#### [Exercise]
Scan the records for the word "MeasureWare". Report each line where it occurs.

#### [Element data from apps and pages]
BEGIN
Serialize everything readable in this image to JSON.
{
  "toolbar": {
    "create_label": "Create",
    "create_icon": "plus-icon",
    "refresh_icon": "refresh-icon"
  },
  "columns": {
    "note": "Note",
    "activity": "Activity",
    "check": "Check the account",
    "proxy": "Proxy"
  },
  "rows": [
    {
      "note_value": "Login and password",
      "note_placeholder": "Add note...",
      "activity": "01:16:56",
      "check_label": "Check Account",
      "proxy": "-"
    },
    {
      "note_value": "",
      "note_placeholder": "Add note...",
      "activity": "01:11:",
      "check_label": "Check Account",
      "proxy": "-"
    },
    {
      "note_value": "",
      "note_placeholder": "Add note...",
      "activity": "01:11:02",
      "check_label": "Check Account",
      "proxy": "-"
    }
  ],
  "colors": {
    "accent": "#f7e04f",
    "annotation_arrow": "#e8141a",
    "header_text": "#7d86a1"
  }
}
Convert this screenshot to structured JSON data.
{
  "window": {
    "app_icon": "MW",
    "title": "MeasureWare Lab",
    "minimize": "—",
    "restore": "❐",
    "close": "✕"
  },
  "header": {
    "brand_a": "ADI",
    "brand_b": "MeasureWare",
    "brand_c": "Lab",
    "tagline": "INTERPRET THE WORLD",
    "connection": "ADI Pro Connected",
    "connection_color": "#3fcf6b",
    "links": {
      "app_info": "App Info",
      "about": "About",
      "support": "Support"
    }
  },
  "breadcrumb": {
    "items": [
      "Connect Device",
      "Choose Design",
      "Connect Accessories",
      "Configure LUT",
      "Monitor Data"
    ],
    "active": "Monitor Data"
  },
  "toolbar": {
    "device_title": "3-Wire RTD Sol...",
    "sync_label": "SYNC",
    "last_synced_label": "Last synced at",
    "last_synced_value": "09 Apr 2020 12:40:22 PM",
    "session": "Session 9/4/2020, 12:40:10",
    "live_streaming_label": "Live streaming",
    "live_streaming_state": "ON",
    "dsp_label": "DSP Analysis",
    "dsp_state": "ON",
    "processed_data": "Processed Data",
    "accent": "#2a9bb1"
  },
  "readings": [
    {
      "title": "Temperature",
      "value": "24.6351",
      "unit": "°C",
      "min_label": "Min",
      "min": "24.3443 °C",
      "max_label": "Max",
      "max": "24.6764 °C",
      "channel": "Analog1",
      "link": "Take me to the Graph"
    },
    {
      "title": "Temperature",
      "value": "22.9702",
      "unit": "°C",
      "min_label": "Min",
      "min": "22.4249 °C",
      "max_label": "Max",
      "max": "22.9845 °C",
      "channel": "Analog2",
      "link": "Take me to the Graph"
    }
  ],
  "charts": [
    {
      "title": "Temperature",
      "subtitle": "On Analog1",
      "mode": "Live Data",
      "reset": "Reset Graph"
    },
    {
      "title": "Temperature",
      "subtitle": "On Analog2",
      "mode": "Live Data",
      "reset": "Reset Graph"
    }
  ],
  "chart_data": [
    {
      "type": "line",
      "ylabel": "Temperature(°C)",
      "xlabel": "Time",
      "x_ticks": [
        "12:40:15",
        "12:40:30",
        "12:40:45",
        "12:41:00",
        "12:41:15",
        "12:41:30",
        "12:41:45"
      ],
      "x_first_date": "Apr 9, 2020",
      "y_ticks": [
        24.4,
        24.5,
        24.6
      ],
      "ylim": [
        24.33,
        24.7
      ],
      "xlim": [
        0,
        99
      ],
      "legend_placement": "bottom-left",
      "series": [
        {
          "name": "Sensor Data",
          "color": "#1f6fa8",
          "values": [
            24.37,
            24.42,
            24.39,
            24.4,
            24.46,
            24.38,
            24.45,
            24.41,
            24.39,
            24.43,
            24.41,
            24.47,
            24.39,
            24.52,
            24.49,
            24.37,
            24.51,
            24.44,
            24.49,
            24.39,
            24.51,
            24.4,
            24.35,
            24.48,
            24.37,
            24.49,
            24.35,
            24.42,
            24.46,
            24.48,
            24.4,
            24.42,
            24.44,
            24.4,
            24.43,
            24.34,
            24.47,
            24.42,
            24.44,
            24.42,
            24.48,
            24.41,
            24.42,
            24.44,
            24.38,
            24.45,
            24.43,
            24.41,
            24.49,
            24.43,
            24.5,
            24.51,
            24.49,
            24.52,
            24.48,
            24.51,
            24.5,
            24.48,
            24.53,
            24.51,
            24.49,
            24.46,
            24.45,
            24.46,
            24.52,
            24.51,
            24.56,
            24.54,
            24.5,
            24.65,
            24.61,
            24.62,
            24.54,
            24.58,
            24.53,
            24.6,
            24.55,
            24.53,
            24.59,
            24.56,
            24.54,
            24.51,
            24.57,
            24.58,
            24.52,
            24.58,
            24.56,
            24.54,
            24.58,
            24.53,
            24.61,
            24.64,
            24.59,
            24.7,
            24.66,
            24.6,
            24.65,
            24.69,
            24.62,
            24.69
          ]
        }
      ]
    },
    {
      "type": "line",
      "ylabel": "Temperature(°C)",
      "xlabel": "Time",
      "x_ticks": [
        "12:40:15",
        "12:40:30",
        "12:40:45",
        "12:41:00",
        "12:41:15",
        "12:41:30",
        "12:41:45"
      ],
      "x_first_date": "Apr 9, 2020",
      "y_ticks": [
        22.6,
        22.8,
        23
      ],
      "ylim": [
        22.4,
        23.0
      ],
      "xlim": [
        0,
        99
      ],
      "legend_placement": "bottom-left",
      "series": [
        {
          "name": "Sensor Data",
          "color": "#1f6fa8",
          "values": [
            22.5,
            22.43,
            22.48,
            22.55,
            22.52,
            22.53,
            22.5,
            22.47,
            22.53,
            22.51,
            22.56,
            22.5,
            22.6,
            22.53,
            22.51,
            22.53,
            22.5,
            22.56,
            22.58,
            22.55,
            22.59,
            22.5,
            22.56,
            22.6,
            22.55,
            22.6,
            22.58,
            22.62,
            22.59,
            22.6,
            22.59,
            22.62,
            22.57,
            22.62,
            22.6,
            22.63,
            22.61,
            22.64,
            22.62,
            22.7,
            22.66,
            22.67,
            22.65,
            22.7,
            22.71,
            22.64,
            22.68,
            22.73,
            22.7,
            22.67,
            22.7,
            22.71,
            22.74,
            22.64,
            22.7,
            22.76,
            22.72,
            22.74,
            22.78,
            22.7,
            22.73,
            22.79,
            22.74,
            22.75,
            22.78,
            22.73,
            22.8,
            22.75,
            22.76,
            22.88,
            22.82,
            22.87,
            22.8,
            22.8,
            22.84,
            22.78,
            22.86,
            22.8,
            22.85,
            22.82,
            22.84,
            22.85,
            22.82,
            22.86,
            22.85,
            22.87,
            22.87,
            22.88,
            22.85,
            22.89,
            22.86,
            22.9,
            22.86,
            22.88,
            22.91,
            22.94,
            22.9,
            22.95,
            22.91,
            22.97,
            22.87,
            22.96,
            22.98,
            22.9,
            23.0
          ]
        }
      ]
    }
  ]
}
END
#### [Response to the exercise]
    "title": "MeasureWare Lab",
    "brand_b": "MeasureWare",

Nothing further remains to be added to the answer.